Anthropology as a service is a hard sell.

The biggest hurdle that we run into is not explaining what anthropology is, but how it can be applied to design and development projects. People generally have their own ideas of anthropology and anthropologists. These usually revolve around Indiana Jones, digging up dinosaur bones, or years spent in a remote locale. Calling it “corporate anthropology” only seems to elicit images of team-building exercises and diversity training.

That’s not what we’re talking about here.

We know that organization’s timetables are much shorter than the traditional anthropological study and generally have strict budget. Corporate (a.k.a. business or organizational or design) anthropology has adapted to these time – and budget – constraints, using the skills that anthropologists have been crafting and honing for a little over a century and applying them to each project.

We help make things great.

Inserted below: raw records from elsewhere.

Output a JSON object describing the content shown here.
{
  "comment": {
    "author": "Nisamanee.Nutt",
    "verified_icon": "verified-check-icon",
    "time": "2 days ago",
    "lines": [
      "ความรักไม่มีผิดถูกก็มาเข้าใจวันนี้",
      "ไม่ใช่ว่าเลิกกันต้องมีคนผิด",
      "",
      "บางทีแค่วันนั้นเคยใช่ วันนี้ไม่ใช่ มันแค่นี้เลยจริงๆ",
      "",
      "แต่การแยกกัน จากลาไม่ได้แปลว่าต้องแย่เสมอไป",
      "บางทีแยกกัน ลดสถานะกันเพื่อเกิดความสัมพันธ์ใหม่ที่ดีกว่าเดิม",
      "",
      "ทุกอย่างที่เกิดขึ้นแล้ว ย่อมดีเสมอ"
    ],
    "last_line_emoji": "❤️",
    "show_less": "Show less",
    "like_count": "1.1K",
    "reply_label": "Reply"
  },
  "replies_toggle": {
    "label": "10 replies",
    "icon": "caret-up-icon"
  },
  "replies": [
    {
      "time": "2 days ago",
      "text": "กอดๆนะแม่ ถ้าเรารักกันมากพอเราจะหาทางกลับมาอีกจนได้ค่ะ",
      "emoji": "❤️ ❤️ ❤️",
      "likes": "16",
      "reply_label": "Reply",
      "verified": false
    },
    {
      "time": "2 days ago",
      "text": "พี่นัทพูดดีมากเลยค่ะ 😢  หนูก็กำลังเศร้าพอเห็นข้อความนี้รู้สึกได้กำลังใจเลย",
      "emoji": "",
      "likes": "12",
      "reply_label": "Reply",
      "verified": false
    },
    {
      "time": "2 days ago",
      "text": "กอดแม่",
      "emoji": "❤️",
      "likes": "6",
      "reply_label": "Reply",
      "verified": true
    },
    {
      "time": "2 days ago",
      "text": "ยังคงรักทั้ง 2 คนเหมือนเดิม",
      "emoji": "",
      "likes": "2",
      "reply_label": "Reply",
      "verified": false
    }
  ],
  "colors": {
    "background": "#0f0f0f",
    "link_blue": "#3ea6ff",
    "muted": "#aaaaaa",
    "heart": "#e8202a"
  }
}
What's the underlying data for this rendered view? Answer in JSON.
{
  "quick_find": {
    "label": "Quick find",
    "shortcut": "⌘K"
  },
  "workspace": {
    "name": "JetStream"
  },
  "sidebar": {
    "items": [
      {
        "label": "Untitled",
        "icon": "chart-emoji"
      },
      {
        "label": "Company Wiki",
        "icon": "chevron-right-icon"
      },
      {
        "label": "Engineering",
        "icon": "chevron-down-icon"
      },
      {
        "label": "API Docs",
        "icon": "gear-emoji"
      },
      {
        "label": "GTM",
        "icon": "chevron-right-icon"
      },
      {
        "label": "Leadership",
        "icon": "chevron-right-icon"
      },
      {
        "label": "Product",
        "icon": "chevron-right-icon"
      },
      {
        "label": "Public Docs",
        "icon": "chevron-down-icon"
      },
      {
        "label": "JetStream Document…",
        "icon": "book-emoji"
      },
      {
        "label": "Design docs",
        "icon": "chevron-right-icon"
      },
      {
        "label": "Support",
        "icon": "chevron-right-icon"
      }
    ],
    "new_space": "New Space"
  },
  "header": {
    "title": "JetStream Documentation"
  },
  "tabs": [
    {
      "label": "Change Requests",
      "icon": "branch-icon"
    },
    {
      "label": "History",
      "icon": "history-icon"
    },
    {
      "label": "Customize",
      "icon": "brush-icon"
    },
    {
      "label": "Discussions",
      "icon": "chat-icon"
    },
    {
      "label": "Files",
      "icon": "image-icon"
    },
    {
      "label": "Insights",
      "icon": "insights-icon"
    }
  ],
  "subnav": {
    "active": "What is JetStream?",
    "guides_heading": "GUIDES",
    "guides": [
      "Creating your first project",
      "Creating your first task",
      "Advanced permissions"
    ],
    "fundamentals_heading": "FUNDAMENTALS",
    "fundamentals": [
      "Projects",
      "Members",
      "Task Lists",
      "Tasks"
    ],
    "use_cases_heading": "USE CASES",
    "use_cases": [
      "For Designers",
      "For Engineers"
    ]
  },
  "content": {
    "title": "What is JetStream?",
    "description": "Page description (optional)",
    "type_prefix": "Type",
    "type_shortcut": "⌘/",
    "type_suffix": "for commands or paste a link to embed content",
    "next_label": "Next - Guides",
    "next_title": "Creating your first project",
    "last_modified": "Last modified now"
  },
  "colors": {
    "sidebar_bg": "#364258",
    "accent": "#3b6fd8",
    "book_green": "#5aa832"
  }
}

Anthropologists don’t just watch people anymore. We use our skill-set to get an intimate understanding of how people perform tasks, how they think about their world, and and put this information into practice. We evaluate design, online engagement, and brand interaction.

Whether it’s a brand, a website, or a physical product, anthropologists lend an important view to a project that puts people front and center. Anthropology doesn’t just understand who a target market is, anthropology understands how and why they interact with the brand, use a website, or find a new product will be useful.

Published 08/22/13 by Alex Beaudin